Luchism (rayonismus, from the French.rayon – ray) is an art school in Russian art of the 1910s, associated with the names of Mikhail Larionov and Natalia Goncharova.
In 1913, at the Target exhibition, luchism was introduced to the general public as a new trend in modern painting. In the same year, a manifesto was published revealing the principles of rayism: the purpose of painting is to convey the fourth dimension, where other pictorial laws and techniques rule. The artist should not depict the objects themselves (visible forms), but the color rays reflected from them (internal essence); convey on the canvas the impressions arising from the meeting in the space of intersecting light and energy rays of various objects. Continue reading
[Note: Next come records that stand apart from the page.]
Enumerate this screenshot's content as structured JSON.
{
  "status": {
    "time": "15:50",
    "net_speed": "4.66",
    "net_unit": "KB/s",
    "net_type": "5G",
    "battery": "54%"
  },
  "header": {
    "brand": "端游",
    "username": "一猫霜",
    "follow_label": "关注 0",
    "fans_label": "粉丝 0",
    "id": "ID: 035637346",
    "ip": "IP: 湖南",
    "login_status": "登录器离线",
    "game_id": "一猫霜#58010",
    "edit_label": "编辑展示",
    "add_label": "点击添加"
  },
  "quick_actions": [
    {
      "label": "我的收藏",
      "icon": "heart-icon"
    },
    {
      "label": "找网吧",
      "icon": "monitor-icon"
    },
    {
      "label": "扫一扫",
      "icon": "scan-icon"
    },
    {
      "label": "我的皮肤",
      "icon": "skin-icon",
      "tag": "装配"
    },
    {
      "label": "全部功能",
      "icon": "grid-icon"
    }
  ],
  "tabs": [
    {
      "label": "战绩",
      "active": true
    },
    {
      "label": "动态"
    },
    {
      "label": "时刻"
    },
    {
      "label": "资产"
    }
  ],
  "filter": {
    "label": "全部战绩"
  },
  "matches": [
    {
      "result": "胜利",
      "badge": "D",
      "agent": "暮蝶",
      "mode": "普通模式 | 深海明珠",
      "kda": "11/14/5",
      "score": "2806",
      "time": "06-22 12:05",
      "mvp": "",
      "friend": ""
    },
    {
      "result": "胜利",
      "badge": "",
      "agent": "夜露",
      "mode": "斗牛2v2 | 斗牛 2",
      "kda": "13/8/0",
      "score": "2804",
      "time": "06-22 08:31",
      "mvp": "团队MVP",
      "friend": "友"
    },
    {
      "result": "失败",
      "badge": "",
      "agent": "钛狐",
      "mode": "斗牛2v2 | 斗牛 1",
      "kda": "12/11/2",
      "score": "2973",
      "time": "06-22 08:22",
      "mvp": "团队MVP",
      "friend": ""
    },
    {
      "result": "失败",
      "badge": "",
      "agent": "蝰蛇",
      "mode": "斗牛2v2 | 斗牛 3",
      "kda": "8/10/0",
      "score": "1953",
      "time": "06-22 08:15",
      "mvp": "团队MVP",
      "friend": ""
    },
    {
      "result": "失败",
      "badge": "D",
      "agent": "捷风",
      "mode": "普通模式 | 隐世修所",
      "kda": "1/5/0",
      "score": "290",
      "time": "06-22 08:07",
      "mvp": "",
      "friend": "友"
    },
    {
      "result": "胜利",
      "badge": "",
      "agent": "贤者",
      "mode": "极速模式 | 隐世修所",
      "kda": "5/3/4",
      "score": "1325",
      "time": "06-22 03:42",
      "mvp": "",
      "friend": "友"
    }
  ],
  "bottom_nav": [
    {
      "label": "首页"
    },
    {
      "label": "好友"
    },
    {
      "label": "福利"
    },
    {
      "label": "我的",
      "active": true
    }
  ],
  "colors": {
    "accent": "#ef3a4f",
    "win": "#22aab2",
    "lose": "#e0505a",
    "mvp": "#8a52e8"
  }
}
Cubofuturism is a trend in the art of avant-garde in the early twentieth century, combining the achievements of Italian futurists and French cubists. In the visual arts, cubofuturism arose on the basis of a rethinking of the art theories of Cezannism, Cubism, Futurism and Russian neo-primitivism, revealing an eclectic phenomenon with a bright national color. The new aesthetics (the second name is “Russian Cubism”), which existed for a short period of time – from 1911 to 1916, served as a transitional stage from the artistic searches of the early twentieth century. To the largest trends and truly original creations of the Russian avant-garde – Suprematism of K. Malevich, constructivism of V. Tatlin and E. Lisitsky, analytical art of P. Filonov. Continue reading